The Korda studio community did not differentiate between the individual authors in terms of their commissions or documentation, a characteristic that is also illustrated by the neutral, repeatedly changing studio stamp on the back of the paper prints. Luis was an excellent photographer and, above all, very technically skilled. However, he was less of a businessman and therefore did not go to great lengths to get business. It can be assumed that his share of photographic works is slightly lower than that of his partner Alberto. Alberto Díaz photographed primarily as a companion and travel companion of Fidel Castro , with whom he had a special relationship, but also Ernesto 'Che' Guevara , whom he basically considered quite arrogant - a personal assessment that he shared with many photographers.
The best-known photo of Luis Korda is also the most important photo of the Cuban revolution and depicts the entry of the revolutionaries into Havana on January 8, 1959, with Fidel Castro and Camilo Cienfuegos at their head.

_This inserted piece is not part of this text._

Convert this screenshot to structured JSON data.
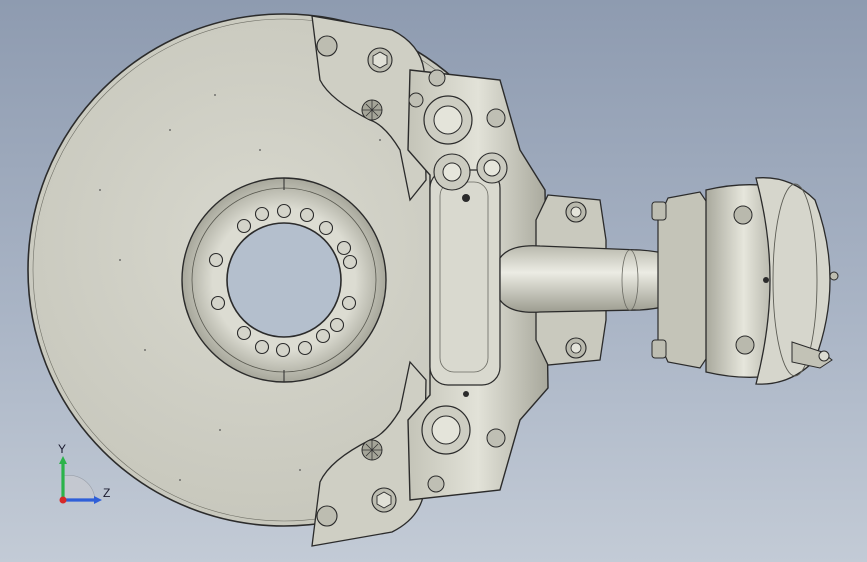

Concerned that the privately run company Studios Korda could fall victim to nationalization, Alberto Díaz and Luis Peirce transferred all negatives related to the revolution to the ›Oficina de Asuntos in November 1966 in the form of a death gift Historicos ‹, which was then headed by Celia Sánchez . Nevertheless, two years later, and in the absence of the two Kordas, in the course of one of the last nationalization actions, the company was officially closed on March 14, 1968, the image material was confiscated as a cultural asset and brought to the aforementioned archive. Most of the advertising and fashion photographs by Alberto, Luis and Genovevo Vasquez, who joined them later, were lost, and with them a very important and hitherto poorly understood chapter of Cuban photographic history.
After the closure of the Korda studios, Luis Korda worked for the satirical weekly magazine Palante and for the weekly magazine Bohemia .
- El otro Korda y una foto símbolo . La que se considera foto emblemática del triunfo de la Revolución Cubana fue tomada por el lente de Luis Korda y no por Alberto Korda. In: Juventud rebelde . Diario de la Juventud cubana. Edición digital edition. tape 2007 , 6 de Enero ( juventudrebelde.cu [accessed June 28, 2010]).
|ALTERNATIVE NAMES||Byers, Luis Antonio Peirce (real name); Peirce, Luis|
|BRIEF DESCRIPTION||Cuban photographer|
|DATE OF BIRTH||January 17, 1912|
|PLACE OF BIRTH||Manzanillo (Cuba)|
|DATE OF DEATH||December 10, 1985|
|Place of death||Havana|